v. Fid. Nat. Ins. Co., 542 F.3d 1053, 1058 (5th Cir.
2008)). And while Rule 59 motions are generally disfavored,
they are the appropriate vehicle to update damages numbers
and to amend judgments to include pre-and post-judgment
interest. (Kg. Heck v. Triche, 775 F.3d
265, 276-77 (5th Cir. 2014) (noting that post-judgment
motions to add interest must be brought pursuant to Rule
59(e)); Tellez v. GEO Group, Inc., No. 15-cv-00465,
2018 WL 1146398, at *6 (W.D. Tex. Mar. 1, 2018) (granting
pre- and post-judgment interest and costs in the context of a
Rule 59(e) motion)).
The Court Will Amend Its Prior Judgment to Grant Pre-judgment
Interest / Late-Payment Interest to Nautilus.
motion for summary judgment, Nautilus requested
"additional late payment interest owed pursuant to the
parties' agreement accrued subsequent to the filing of
its prior expert report on damages, in addition to
pre-judgment interest." (ECF #41-1 at 1-2). The Court,
in its prior judgment, did not address these requests. That
was an oversight on the Court's part and is grounds
enough to re-open the Court's analysis and, if necessary,
amend the judgment.
Court will first analyze whether Nautilus is entitled to
additional late-payment interest, pre-judgment interest, or
both. If Nautilus is entitled to any of those, the Court will
amend the judgment to reflect that.
Nautilus Cannot Recover Both Late-Payment Interest and
requests both "additional late payment interest pursuant
to the parties' [contract]" and "pre-judgment
interest." (ECF #96 at 6-7). Nautilus may receive
additional late-payment interest under the contract.

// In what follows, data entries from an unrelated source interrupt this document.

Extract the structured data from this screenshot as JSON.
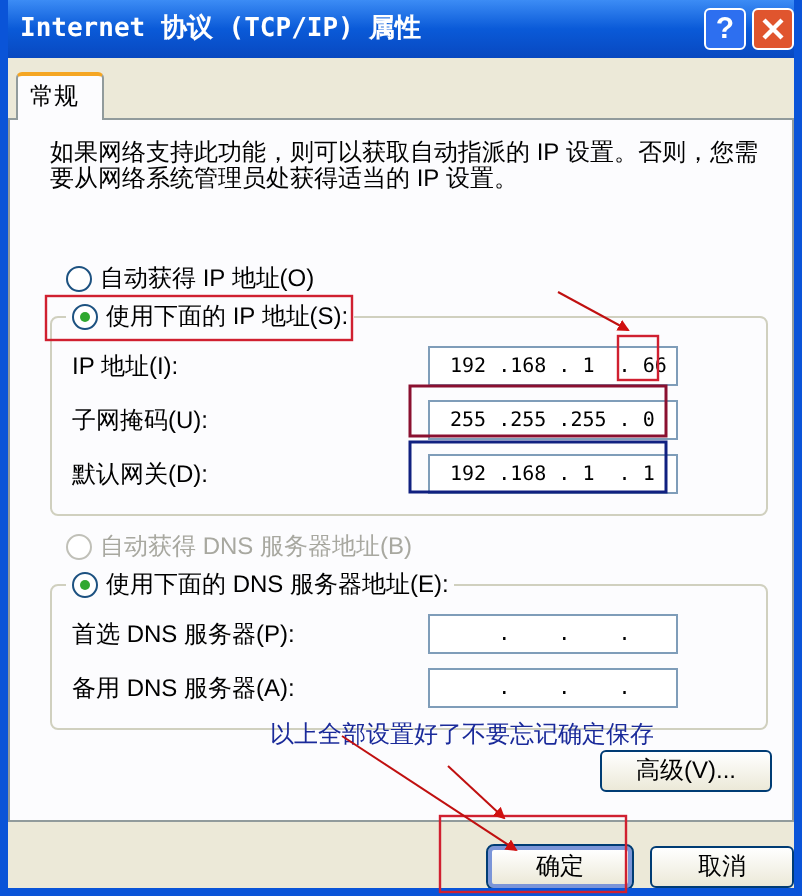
{
  "window": {
    "title": "Internet 协议 (TCP/IP) 属性",
    "help_button": "?"
  },
  "tabs": [
    {
      "label": "常规",
      "selected": true
    }
  ],
  "description": "如果网络支持此功能，则可以获取自动指派的 IP 设置。否则，您需要从网络系统管理员处获得适当的 IP 设置。",
  "ip_mode": [
    {
      "label": "自动获得 IP 地址(O)",
      "selected": false,
      "disabled": false
    },
    {
      "label": "使用下面的 IP 地址(S):",
      "selected": true,
      "disabled": false
    }
  ],
  "ip_fields": [
    {
      "label": "IP 地址(I):",
      "value": "192 .168 . 1  . 66"
    },
    {
      "label": "子网掩码(U):",
      "value": "255 .255 .255 . 0"
    },
    {
      "label": "默认网关(D):",
      "value": "192 .168 . 1  . 1"
    }
  ],
  "dns_mode": [
    {
      "label": "自动获得 DNS 服务器地址(B)",
      "selected": false,
      "disabled": true
    },
    {
      "label": "使用下面的 DNS 服务器地址(E):",
      "selected": true,
      "disabled": false
    }
  ],
  "dns_fields": [
    {
      "label": "首选 DNS 服务器(P):",
      "value": "    .    .    ."
    },
    {
      "label": "备用 DNS 服务器(A):",
      "value": "    .    .    ."
    }
  ],
  "annotation": "以上全部设置好了不要忘记确定保存",
  "advanced_button": "高级(V)...",
  "buttons": [
    {
      "label": "确定",
      "kind": "ok"
    },
    {
      "label": "取消",
      "kind": "cancel"
    }
  ]
}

But
Nautilus may not receive pre-judgment interest above and
beyond the late-payment interest.
prevailing plaintiff in a contract case tried under Texas law
is entitled to an award of prejudgment interest in all but
exceptional circumstances." (Am. Int'l
Trading Corp. v. Petroleos Mexicanos, 835 F.2d 536,
541 (5th Cir. 1987)). And under Texas law, when a contract
provides for late-payment interest, that interest is the
pre-judgment interest for the case. (See Perry Roofing
Co. v. Olcott, 722 S.W.2d 538, 544 (Tex. 1986)
("[A] trial court may award prejudgment interest in a
contract action where the contract itself does not fix the
amount of damages."); People's United Equip.
Fin. Corp. v. Morris, No H-16-365, 2018 WL 287860, at *3
(S.D. Tex. Jan. 4, 2018) (using the parties' contractual
interest rate as the rate for pre-judgment interest)). It
would constitute an impermissible double recovery for a party
to receive both contractual late-payment interest and
statutory pre-judgment interest. The reason for that is clear
when one considers the injury that pre-judgment interest is
intended to remedy-the "judgment creditor's lost
opportunity to invest the money awarded as damages."
(Miga v. Jensen, 96 S.W.3d 207, 213 (Tex. 2002)).
Late-payment interest serves the same purpose, being an
agreed-upon estimation of the value of the contract
creditor's money due. (Perry Roofing , 722
S.W.2d at 544 (equating prejudgment interest with
contractually specified damages)). Thus, a prevailing party
in a contract action is entitled to specified contractual
late-payment damages in lieu of pre-judgment interest (to the
extent permitted by law).
case, the implication of this doctrine is that Nautilus
cannot receive all of the relief for which it asks. Nautilus
cannot receive both "additional late payment interest
pursuant to the parties' [contract]" and
"pre-judgment interest" because the contractual
late-payment interest supplants the role of pre-judgment
interest. Therefore, the Court will deny Nautilus's
motion to the extent that Nautilus seeks multiple recoveries
for the lost time value of the royalties owed to it. ...